Ideas in the report have developed in many discussions among literacy practitioners and advocates. Many governmental policy documents and reports, and a number of civil servants, have been consulted. Some information has been drawn from a survey conducted by the Canadian Alliance for Literacy, a coalition of national organizations that seek to promote a more literate Canada. Reports of provincial and territorial representatives to the Movement for Canadian Literacy Board have been very helpful.
Adult Literacy Work in Canada is part of a larger project to enhance public understanding of the stake of Canadians in a literate society.
OECD Education Working Papers, No. 72
This document is housed on the OECD server.
The authors of this paper note that, as the population ages, the relationship between aging and skills is becoming an important policy issue. Their goal is to provide an overview of what is known about age-skill profiles and to carry out an analysis that shows how data based on repeated measures can be used to estimate skill gain and skill loss over the lifespan and over time.
They note that data from the 1994-1998 International Adult Literacy Survey (IALS) and the 2003-2007 Adult Literacy and Lifeskills Survey (ALL) will be linked with the Program for the International Assessment of Adult Competencies (PIAAC). This offers a unique opportunity to examine trends over time for a wide range of countries.
In addition to analyzing statistical data, the authors summarize a variety of studies pertaining to the effects of both genetics and early learning in the development of skills.
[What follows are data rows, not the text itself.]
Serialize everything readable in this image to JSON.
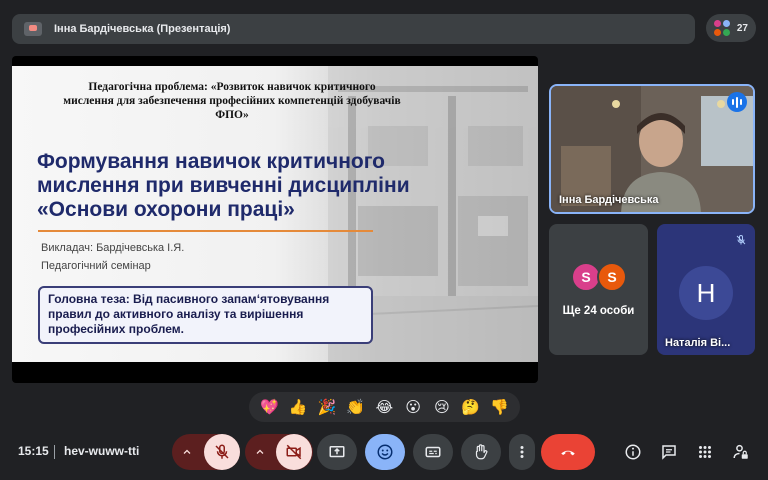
{
  "topbar": {
    "title": "Інна Бардічевська (Презентація)",
    "participant_count": "27"
  },
  "slide": {
    "problem": "Педагогічна проблема: «Розвиток навичок критичного мислення для забезпечення професійних компетенцій здобувачів ФПО»",
    "heading": "Формування навичок критичного мислення при вивченні дисципліни «Основи охорони праці»",
    "teacher": "Викладач: Бардічевська І.Я.",
    "seminar": "Педагогічний семінар",
    "thesis": "Головна теза: Від пасивного запам‘ятовування правил до активного аналізу та вирішення професійних проблем."
  },
  "participants": {
    "speaker_name": "Інна Бардічевська",
    "others_avatars": [
      {
        "letter": "S",
        "color": "#d93f8b"
      },
      {
        "letter": "S",
        "color": "#e8590c"
      }
    ],
    "others_label": "Ще 24 особи",
    "natalia_initial": "Н",
    "natalia_name": "Наталія Ві..."
  },
  "reactions": [
    "💖",
    "👍",
    "🎉",
    "👏",
    "😂",
    "😮",
    "😢",
    "🤔",
    "👎"
  ],
  "bottom": {
    "time": "15:15",
    "meeting_code": "hev-wuww-tti"
  },
  "colors": {
    "background": "#202124",
    "accent": "#8ab4f8",
    "end_call": "#ea4335",
    "muted_bg": "#f9dedc"
  },
  "icons": {
    "mic": "mic-off-icon",
    "camera": "camera-off-icon",
    "present": "present-screen-icon",
    "emoji": "emoji-icon",
    "captions": "captions-icon",
    "hand": "raise-hand-icon",
    "more": "more-vert-icon",
    "end": "end-call-icon",
    "info": "info-icon",
    "chat": "chat-icon",
    "activities": "apps-grid-icon",
    "host": "lock-person-icon"
  }
}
They use a variety of charts and graphs to present the information clearly.
Women's Education Des Femmes, Spring, Vol. 10, No. 2
Authors: Karl Dehli
This article discusses training and education for women, and how women can obtain qualifications for access to non-traditional, professional or managerial occupations. The focus of the article is on apprenticeship training models used by the Norwegian Union of Municipal Employees, in an attempt at improving the working conditions, wages and opportunities for women at the lowest levels of public sector employment in Norway.
The article is presented in English and includes a summary written in French.
Prepared by Jean Rasmussen of Literacy BC, this Framework is intended as a guide to promote good practice and provide support and information to the many individuals and groups involved in family literacy
This document was prepared in 1999 by a team of family literacy stakeholders led by Literacy BC and the Provincial Family Literacy Working Group – Training and Standards Sub-Committee. The framework is intended to promote good practice and provide support and information to the wide range of individuals and groups involved with family literacy throughout British Columbia. The document includes a definition of family literacy and statements of the goals and values of family literacy in B.C. The Statements of Best Practice section presents a list of 16 factors that contribute to best practice in family literacy, from philosophy and planning to resources and language diversity. The Standards of Best Practice section reworks those 16 factors into a checklist to provide an evaluation tool for program planning and development.